Data provided |

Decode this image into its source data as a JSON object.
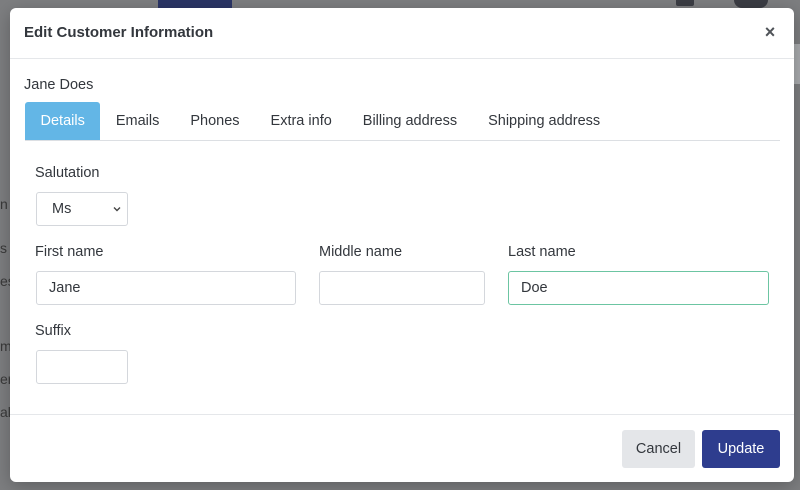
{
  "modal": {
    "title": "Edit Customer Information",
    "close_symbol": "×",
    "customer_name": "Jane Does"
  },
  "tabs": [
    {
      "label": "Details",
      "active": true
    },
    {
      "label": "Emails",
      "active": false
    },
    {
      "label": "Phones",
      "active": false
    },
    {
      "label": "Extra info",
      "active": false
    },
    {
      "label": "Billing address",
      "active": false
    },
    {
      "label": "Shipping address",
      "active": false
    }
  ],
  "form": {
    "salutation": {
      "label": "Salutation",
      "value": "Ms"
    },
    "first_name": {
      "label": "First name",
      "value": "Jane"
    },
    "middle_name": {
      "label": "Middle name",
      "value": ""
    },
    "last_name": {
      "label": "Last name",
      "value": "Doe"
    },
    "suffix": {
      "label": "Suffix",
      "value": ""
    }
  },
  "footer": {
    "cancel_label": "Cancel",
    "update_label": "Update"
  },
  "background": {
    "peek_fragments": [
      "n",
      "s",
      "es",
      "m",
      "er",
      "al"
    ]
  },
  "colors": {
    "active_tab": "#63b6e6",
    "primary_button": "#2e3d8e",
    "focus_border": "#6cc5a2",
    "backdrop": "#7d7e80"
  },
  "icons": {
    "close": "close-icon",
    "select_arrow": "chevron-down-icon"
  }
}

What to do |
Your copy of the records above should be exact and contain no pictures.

Solved exercise |
Decode this image into its source data as a JSON object.
{
  "modal": {
    "title": "Edit Customer Information",
    "close_symbol": "×",
    "customer_name": "Jane Does"
  },
  "tabs": [
    {
      "label": "Details",
      "active": true
    },
    {
      "label": "Emails",
      "active": false
    },
    {
      "label": "Phones",
      "active": false
    },
    {
      "label": "Extra info",
      "active": false
    },
    {
      "label": "Billing address",
      "active": false
    },
    {
      "label": "Shipping address",
      "active": false
    }
  ],
  "form": {
    "salutation": {
      "label": "Salutation",
      "value": "Ms"
    },
    "first_name": {
      "label": "First name",
      "value": "Jane"
    },
    "middle_name": {
      "label": "Middle name",
      "value": ""
    },
    "last_name": {
      "label": "Last name",
      "value": "Doe"
    },
    "suffix": {
      "label": "Suffix",
      "value": ""
    }
  },
  "footer": {
    "cancel_label": "Cancel",
    "update_label": "Update"
  },
  "background": {
    "peek_fragments": [
      "n",
      "s",
      "es",
      "m",
      "er",
      "al"
    ]
  },
  "colors": {
    "active_tab": "#63b6e6",
    "primary_button": "#2e3d8e",
    "focus_border": "#6cc5a2",
    "backdrop": "#7d7e80"
  },
  "icons": {
    "close": "close-icon",
    "select_arrow": "chevron-down-icon"
  }
}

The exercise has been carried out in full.